Davidson said they faced a similar situation to the Martins, in that whenever they had found properties where they wanted to buy – Lakeview in New Orleans, mainly for proximity to the Edward Hynes Charter School – those houses were snapped up within a day or so of hitting the market.

They finally found a house on General Haig Street, two blocks from the school. But it was badly in need of an upgrade.



Samantha Davidson and Brent Allen at their home in Lakeview

Samantha Davidson and Brent Allen at their new home on General Haig Street in Lakeview, which was a rare property in the area that didn’t sell within hours of hitting the market this past year.

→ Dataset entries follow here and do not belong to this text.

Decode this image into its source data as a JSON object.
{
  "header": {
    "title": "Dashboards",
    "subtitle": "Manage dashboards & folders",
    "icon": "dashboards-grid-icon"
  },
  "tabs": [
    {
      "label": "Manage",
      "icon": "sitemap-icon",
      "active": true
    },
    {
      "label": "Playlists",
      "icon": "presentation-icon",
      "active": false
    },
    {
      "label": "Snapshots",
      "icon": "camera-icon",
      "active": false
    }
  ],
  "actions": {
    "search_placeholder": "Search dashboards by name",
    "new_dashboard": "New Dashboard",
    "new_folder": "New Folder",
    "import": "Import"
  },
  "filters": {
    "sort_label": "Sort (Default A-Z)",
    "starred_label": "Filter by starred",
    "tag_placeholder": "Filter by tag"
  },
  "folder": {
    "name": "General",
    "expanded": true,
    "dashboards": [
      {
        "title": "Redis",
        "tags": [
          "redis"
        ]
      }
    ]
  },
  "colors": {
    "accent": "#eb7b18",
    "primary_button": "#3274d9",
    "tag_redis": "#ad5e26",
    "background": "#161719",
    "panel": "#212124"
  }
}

“Brent will take a coding patient over renovations, but I’ve flipped some houses with my dad [a Baton Rouge property developer], so changing counters and floors and doing some painting and decorating wasn’t scary to me,” Davidson said.

One formerly hot area that took a tumble in 2020 were condominiums in New Orleans’ oversupplied Warehouse District.

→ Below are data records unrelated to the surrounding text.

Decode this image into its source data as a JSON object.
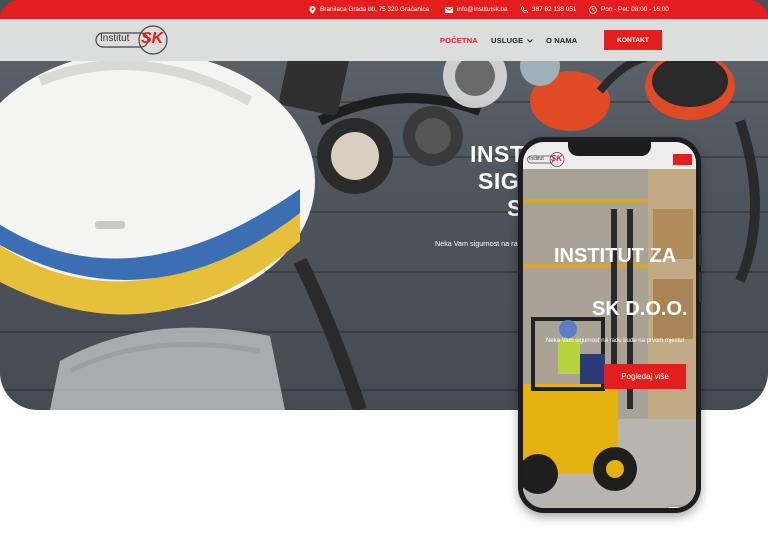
{
  "topbar": {
    "address": "Branilaca Grada bb, 75 320 Gračanica",
    "email": "info@institutsk.ba",
    "phone": "387 62 138 051",
    "hours": "Pon - Pet: 08:00 - 16:00"
  },
  "brand": {
    "word": "Institut",
    "mark": "SK"
  },
  "nav": {
    "items": [
      {
        "label": "POČETNA"
      },
      {
        "label": "USLUGE"
      },
      {
        "label": "O NAMA"
      }
    ],
    "contact_button": "KONTAKT"
  },
  "hero": {
    "title_line1": "INST",
    "title_line2": "SIGU",
    "title_line3": "S",
    "subtitle": "Neka Vam sigurnost na ra"
  },
  "mobile": {
    "title_line1": "INSTITUT ZA",
    "title_line2": "SK D.O.O.",
    "subtitle": "Neka Vam sigurnost na radu bude na prvom mjestu!",
    "cta": "Pogledaj više"
  },
  "colors": {
    "accent": "#e41e1e",
    "text_dark": "#222222"
  },
  "icons": {
    "address": "map-pin-icon",
    "email": "mail-icon",
    "phone": "phone-icon",
    "hours": "clock-icon",
    "usluge_toggle": "chevron-down-icon",
    "mobile_menu": "hamburger-menu-icon",
    "recaptcha": "recaptcha-icon"
  }
}
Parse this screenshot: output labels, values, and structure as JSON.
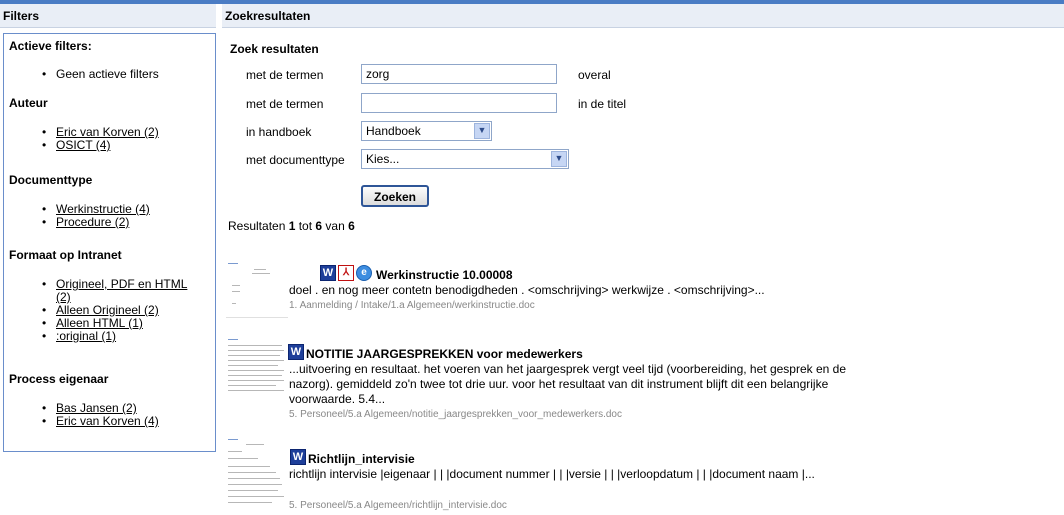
{
  "headers": {
    "filters": "Filters",
    "results": "Zoekresultaten"
  },
  "sidebar": {
    "active": {
      "title": "Actieve filters:",
      "items": [
        "Geen actieve filters"
      ]
    },
    "author": {
      "title": "Auteur",
      "items": [
        "Eric van Korven (2)",
        "OSICT (4)"
      ]
    },
    "doctype": {
      "title": "Documenttype",
      "items": [
        "Werkinstructie (4)",
        "Procedure (2)"
      ]
    },
    "format": {
      "title": "Formaat op Intranet",
      "items": [
        "Origineel, PDF en HTML",
        "(2)",
        "Alleen Origineel (2)",
        "Alleen HTML (1)",
        ":original (1)"
      ]
    },
    "owner": {
      "title": "Process eigenaar",
      "items": [
        "Bas Jansen (2)",
        "Eric van Korven (4)"
      ]
    }
  },
  "search": {
    "title": "Zoek resultaten",
    "terms_label": "met de termen",
    "terms_value": "zorg",
    "terms_scope": "overal",
    "title_terms_label": "met de termen",
    "title_terms_value": "",
    "title_scope": "in de titel",
    "handbook_label": "in handboek",
    "handbook_value": "Handboek",
    "doctype_label": "met documenttype",
    "doctype_value": "Kies...",
    "submit": "Zoeken"
  },
  "results_count": {
    "prefix": "Resultaten ",
    "from": "1",
    "mid": " tot ",
    "to": "6",
    "mid2": " van ",
    "total": "6"
  },
  "results": [
    {
      "title": "Werkinstructie 10.00008",
      "icons": [
        "word-icon",
        "pdf-icon",
        "html-icon"
      ],
      "snippet": "doel . en nog meer contetn benodigdheden . <omschrijving> werkwijze . <omschrijving>...",
      "path": "1. Aanmelding / Intake/1.a Algemeen/werkinstructie.doc"
    },
    {
      "title": "NOTITIE JAARGESPREKKEN voor medewerkers",
      "icons": [
        "word-icon"
      ],
      "snippet": "...uitvoering en resultaat. het voeren van het jaargesprek vergt veel tijd (voorbereiding, het gesprek en de nazorg). gemiddeld zo'n twee tot drie uur. voor het resultaat van dit instrument blijft dit een belangrijke voorwaarde. 5.4...",
      "path": "5. Personeel/5.a Algemeen/notitie_jaargesprekken_voor_medewerkers.doc"
    },
    {
      "title": "Richtlijn_intervisie",
      "icons": [
        "word-icon"
      ],
      "snippet": "richtlijn intervisie |eigenaar | | |document nummer | | |versie | | |verloopdatum | | |document naam |...",
      "path": "5. Personeel/5.a Algemeen/richtlijn_intervisie.doc"
    }
  ],
  "colors": {
    "accent": "#4a7cc4",
    "header_bg": "#e9eef6",
    "border": "#6a8ecb",
    "path": "#888888"
  }
}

In 2018, Brandon Pellegrin and his wife, Jiwon Hwang, both of whom work in oil services, bought a newly constructed one-bedroom condo in The Standard at South Market. It’s one of the priciest developments in area; Saints defensive end Cameron Jordan bought a three-bedroom unit there for almost $1.5 million.

When the couple first bought, the one-bed units with about 1,000 square feet of space were going for $600,000 to $700,000, depending on the floor, Pellegrin said. But a year later the larger two-bedroom units, with about 1,400 square feet, had dropped from more than $1 million to below that. So Pellegrin negotiated with the developer, The Domain Companies, to convert his first condo to a rental and upgraded to the two-bed. Now, with the market softer still, he’s considering negotiating a move into a top-end three-bed unit.

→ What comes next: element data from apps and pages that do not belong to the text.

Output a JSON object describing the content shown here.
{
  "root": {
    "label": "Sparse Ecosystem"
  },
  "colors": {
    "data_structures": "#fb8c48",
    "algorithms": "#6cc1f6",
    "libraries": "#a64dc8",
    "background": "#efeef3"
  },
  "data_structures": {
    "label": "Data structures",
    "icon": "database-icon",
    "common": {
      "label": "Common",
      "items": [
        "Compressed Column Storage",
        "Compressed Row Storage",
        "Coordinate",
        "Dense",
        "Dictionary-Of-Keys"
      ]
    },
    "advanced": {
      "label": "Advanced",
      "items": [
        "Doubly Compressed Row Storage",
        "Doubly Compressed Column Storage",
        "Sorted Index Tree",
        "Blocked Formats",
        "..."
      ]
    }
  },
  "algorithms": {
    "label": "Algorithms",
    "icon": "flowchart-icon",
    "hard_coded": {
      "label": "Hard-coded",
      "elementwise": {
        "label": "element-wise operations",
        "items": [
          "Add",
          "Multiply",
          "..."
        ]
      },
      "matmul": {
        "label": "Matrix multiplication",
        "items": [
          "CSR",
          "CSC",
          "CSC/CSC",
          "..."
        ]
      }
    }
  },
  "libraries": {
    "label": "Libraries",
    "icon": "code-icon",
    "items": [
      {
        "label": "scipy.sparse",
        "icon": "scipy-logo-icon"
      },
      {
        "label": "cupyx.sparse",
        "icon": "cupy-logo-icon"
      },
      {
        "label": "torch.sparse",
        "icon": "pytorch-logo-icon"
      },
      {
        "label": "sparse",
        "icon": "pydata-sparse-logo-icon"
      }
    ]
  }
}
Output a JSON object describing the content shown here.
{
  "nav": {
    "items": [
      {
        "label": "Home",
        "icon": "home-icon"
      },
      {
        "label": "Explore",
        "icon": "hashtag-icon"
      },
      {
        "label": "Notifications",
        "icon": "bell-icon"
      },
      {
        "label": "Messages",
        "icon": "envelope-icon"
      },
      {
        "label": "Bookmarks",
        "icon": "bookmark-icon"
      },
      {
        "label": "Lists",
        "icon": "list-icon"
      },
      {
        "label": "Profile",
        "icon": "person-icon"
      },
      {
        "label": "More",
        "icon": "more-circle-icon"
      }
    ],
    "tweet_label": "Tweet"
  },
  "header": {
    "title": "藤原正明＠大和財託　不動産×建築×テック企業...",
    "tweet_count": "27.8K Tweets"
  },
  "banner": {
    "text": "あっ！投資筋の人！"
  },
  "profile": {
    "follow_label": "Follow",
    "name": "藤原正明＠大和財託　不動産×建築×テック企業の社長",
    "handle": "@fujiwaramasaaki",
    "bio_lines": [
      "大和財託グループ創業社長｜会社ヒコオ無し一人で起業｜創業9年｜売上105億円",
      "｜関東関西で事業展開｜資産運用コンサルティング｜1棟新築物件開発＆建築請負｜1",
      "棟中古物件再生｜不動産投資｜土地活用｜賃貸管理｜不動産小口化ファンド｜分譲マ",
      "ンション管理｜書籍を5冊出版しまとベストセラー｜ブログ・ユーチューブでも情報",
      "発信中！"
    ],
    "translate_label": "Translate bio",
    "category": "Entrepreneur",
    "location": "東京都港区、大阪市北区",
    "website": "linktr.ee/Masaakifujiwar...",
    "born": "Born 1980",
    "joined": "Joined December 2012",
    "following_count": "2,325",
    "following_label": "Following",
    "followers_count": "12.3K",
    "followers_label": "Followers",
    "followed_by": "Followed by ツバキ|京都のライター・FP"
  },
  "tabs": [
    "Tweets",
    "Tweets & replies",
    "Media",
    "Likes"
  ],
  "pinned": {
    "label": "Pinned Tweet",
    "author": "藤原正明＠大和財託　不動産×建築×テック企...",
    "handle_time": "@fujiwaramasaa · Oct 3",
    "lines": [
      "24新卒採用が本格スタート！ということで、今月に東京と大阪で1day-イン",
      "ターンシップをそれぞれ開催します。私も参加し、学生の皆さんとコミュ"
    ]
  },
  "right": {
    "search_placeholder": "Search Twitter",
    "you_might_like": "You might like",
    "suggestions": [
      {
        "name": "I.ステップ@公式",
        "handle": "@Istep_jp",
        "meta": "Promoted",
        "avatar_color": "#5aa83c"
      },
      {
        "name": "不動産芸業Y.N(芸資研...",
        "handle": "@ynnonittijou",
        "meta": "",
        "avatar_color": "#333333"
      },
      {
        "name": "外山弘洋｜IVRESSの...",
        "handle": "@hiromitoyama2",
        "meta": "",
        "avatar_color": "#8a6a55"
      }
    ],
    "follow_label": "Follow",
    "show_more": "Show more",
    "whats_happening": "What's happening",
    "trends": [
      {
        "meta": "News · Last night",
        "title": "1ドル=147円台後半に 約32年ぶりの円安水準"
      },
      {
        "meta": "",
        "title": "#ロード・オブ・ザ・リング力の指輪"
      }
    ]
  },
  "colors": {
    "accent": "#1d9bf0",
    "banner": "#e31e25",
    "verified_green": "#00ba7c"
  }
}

“You’re looking at a good $200,000 drop” in the prices of larger units over the past two years, said Pellegrin, who has closely tracked the asking prices of units in the building over the past two years.

As well as lower condo prices, the record-low financing costs for people such as Pellegrin and Hwang could mean monthly mortgage savings for them of more than $600.

Shaun Talbot, a real estate broker who specializes in the condo market, said the Warehouse District has been hit by a double whammy. Young professional buyers who’d been drawn the area by the “live-work-play” appeal of having proximity to their downtown office, as well as all the restaurants and entertainment venues, suddenly find they don’t need to go to the office and that the night life hardly exists.

Meanwhile, the second-home buyers who wanted to have a pied-à-terre for similar reasons, and to come into town for New Orleans Saints or Pelicans games, find the same thing.

“If you find that all those things are not happening, it puts a pause on the market,” Talbot said.